── Information given ──

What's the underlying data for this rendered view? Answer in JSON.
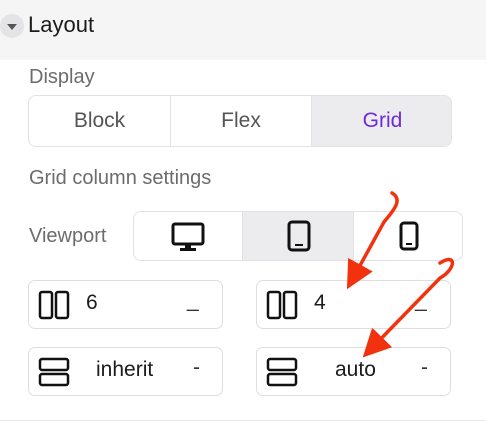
{
  "section": {
    "title": "Layout",
    "caret_icon": "caret-down-icon"
  },
  "display": {
    "label": "Display",
    "options": [
      "Block",
      "Flex",
      "Grid"
    ],
    "selected": "Grid",
    "accent_color": "#6f2bd9"
  },
  "grid_settings": {
    "label": "Grid column settings"
  },
  "viewport": {
    "label": "Viewport",
    "options": [
      "desktop-icon",
      "tablet-icon",
      "mobile-icon"
    ],
    "selected": "tablet-icon"
  },
  "fields": {
    "columns_desktop": {
      "value": "6",
      "suffix": "_",
      "icon": "columns-icon"
    },
    "columns_tablet": {
      "value": "4",
      "suffix": "_",
      "icon": "columns-icon"
    },
    "rows_desktop": {
      "value": "inherit",
      "suffix": "-",
      "icon": "rows-icon"
    },
    "rows_tablet": {
      "value": "auto",
      "suffix": "-",
      "icon": "rows-icon"
    }
  },
  "annotations": {
    "arrow_color": "#f2320f"
  }
}
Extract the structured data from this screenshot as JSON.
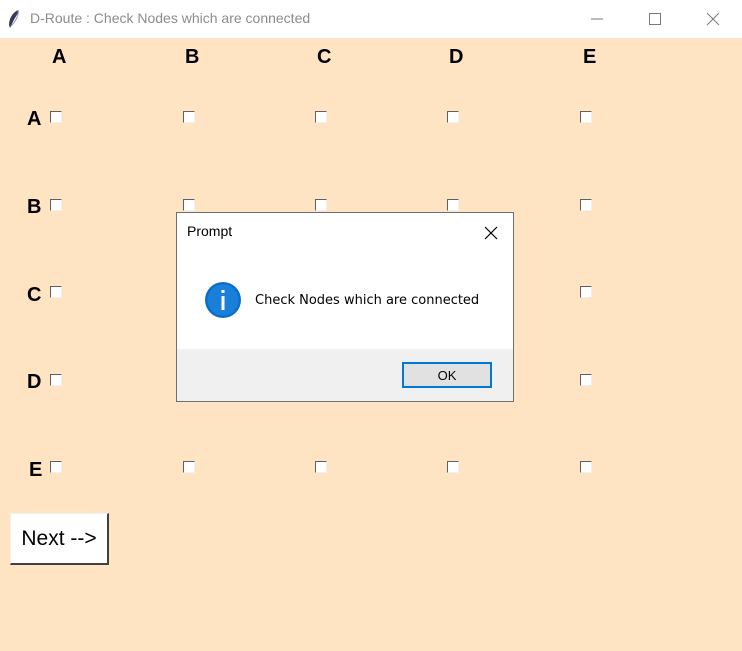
{
  "window": {
    "title": "D-Route : Check Nodes which are connected",
    "app_icon": "feather-icon",
    "controls": [
      "minimize-icon",
      "maximize-icon",
      "close-icon"
    ]
  },
  "grid": {
    "columns": [
      "A",
      "B",
      "C",
      "D",
      "E"
    ],
    "rows": [
      "A",
      "B",
      "C",
      "D",
      "E"
    ],
    "checked": [
      [
        false,
        false,
        false,
        false,
        false
      ],
      [
        false,
        false,
        false,
        false,
        false
      ],
      [
        false,
        false,
        false,
        false,
        false
      ],
      [
        false,
        false,
        false,
        false,
        false
      ],
      [
        false,
        false,
        false,
        false,
        false
      ]
    ]
  },
  "next_button": {
    "label": "Next -->"
  },
  "dialog": {
    "title": "Prompt",
    "icon": "info-icon",
    "message": "Check Nodes which are connected",
    "ok_label": "OK"
  },
  "colors": {
    "background": "#ffe4c4",
    "accent": "#0078d7"
  }
}
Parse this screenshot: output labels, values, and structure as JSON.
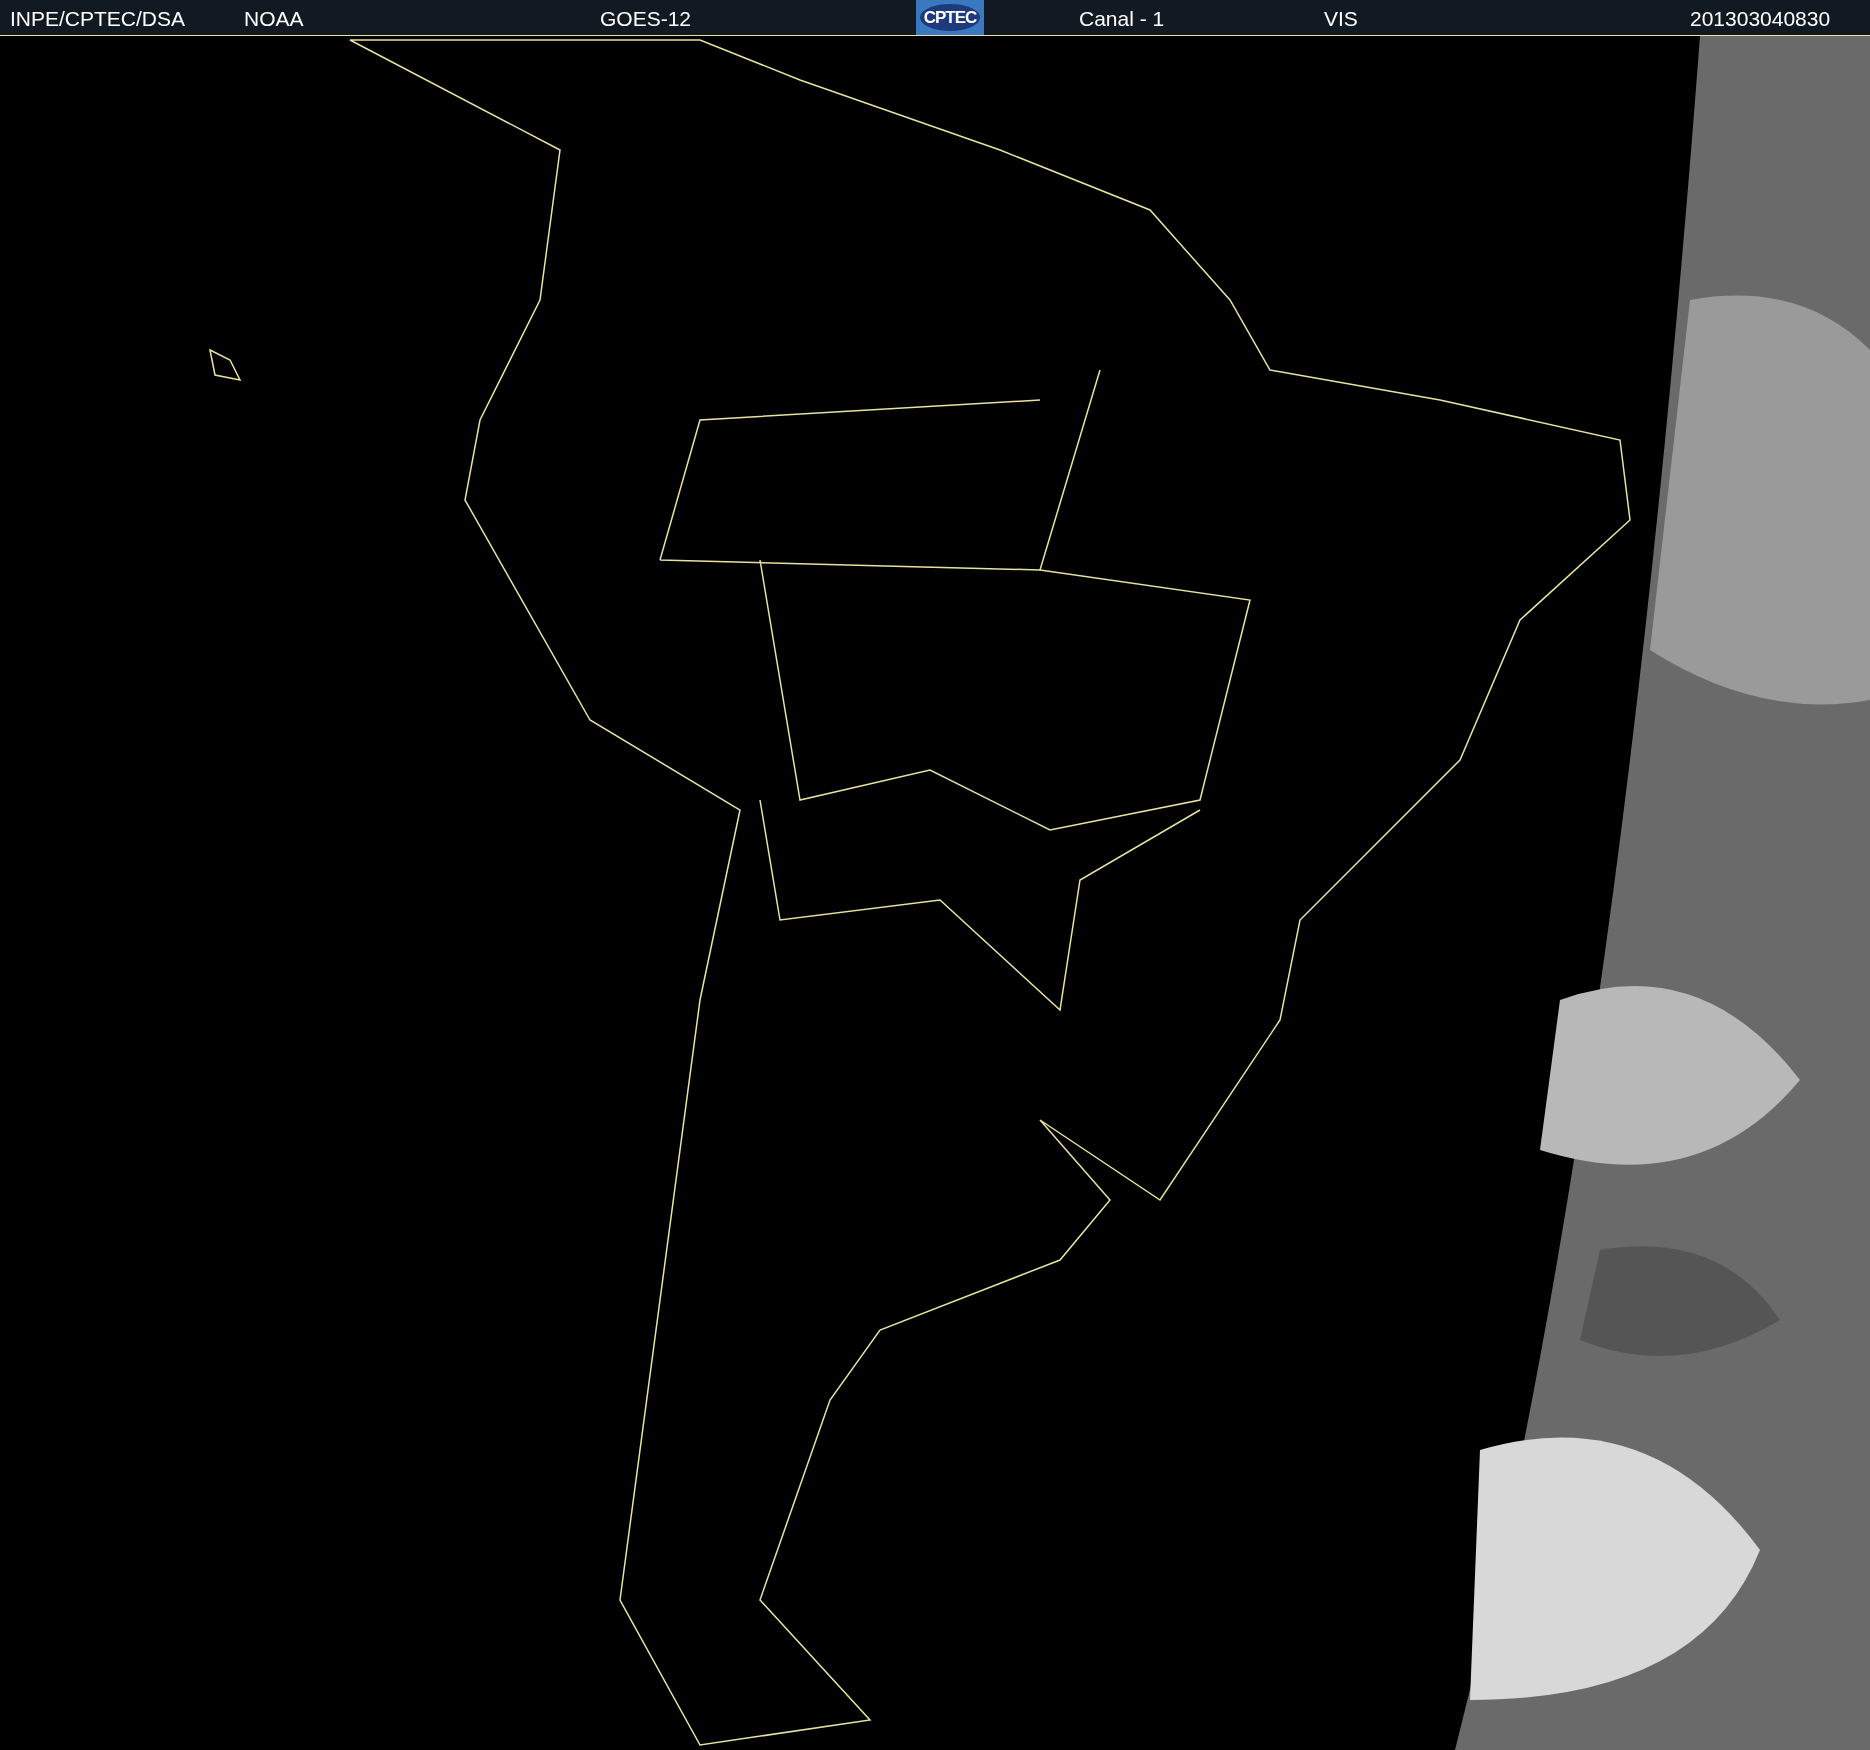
{
  "header": {
    "items": [
      {
        "kind": "text",
        "text": "INPE/CPTEC/DSA"
      },
      {
        "kind": "text",
        "text": "NOAA"
      },
      {
        "kind": "text",
        "text": "GOES-12"
      },
      {
        "kind": "logo",
        "text": "CPTEC"
      },
      {
        "kind": "text",
        "text": "Canal - 1"
      },
      {
        "kind": "text",
        "text": "VIS"
      },
      {
        "kind": "text",
        "text": "201303040830"
      }
    ]
  }
}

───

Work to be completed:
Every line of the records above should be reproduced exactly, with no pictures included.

Solution:
What's the underlying data for this rendered view? Answer in JSON.
{
  "section": {
    "title": "Layout",
    "caret_icon": "caret-down-icon"
  },
  "display": {
    "label": "Display",
    "options": [
      "Block",
      "Flex",
      "Grid"
    ],
    "selected": "Grid",
    "accent_color": "#6f2bd9"
  },
  "grid_settings": {
    "label": "Grid column settings"
  },
  "viewport": {
    "label": "Viewport",
    "options": [
      "desktop-icon",
      "tablet-icon",
      "mobile-icon"
    ],
    "selected": "tablet-icon"
  },
  "fields": {
    "columns_desktop": {
      "value": "6",
      "suffix": "_",
      "icon": "columns-icon"
    },
    "columns_tablet": {
      "value": "4",
      "suffix": "_",
      "icon": "columns-icon"
    },
    "rows_desktop": {
      "value": "inherit",
      "suffix": "-",
      "icon": "rows-icon"
    },
    "rows_tablet": {
      "value": "auto",
      "suffix": "-",
      "icon": "rows-icon"
    }
  },
  "annotations": {
    "arrow_color": "#f2320f"
  }
}
Extract the structured data from this screenshot as JSON.
{
  "window": {
    "title": "D-Route : Check Nodes which are connected",
    "app_icon": "feather-icon",
    "controls": [
      "minimize-icon",
      "maximize-icon",
      "close-icon"
    ]
  },
  "grid": {
    "columns": [
      "A",
      "B",
      "C",
      "D",
      "E"
    ],
    "rows": [
      "A",
      "B",
      "C",
      "D",
      "E"
    ],
    "checked": [
      [
        false,
        false,
        false,
        false,
        false
      ],
      [
        false,
        false,
        false,
        false,
        false
      ],
      [
        false,
        false,
        false,
        false,
        false
      ],
      [
        false,
        false,
        false,
        false,
        false
      ],
      [
        false,
        false,
        false,
        false,
        false
      ]
    ]
  },
  "next_button": {
    "label": "Next -->"
  },
  "dialog": {
    "title": "Prompt",
    "icon": "info-icon",
    "message": "Check Nodes which are connected",
    "ok_label": "OK"
  },
  "colors": {
    "background": "#ffe4c4",
    "accent": "#0078d7"
  }
}
Parse this screenshot: output labels, values, and structure as JSON.
{
  "header": {
    "items": [
      {
        "kind": "text",
        "text": "INPE/CPTEC/DSA"
      },
      {
        "kind": "text",
        "text": "NOAA"
      },
      {
        "kind": "text",
        "text": "GOES-12"
      },
      {
        "kind": "logo",
        "text": "CPTEC"
      },
      {
        "kind": "text",
        "text": "Canal - 1"
      },
      {
        "kind": "text",
        "text": "VIS"
      },
      {
        "kind": "text",
        "text": "201303040830"
      }
    ]
  }
}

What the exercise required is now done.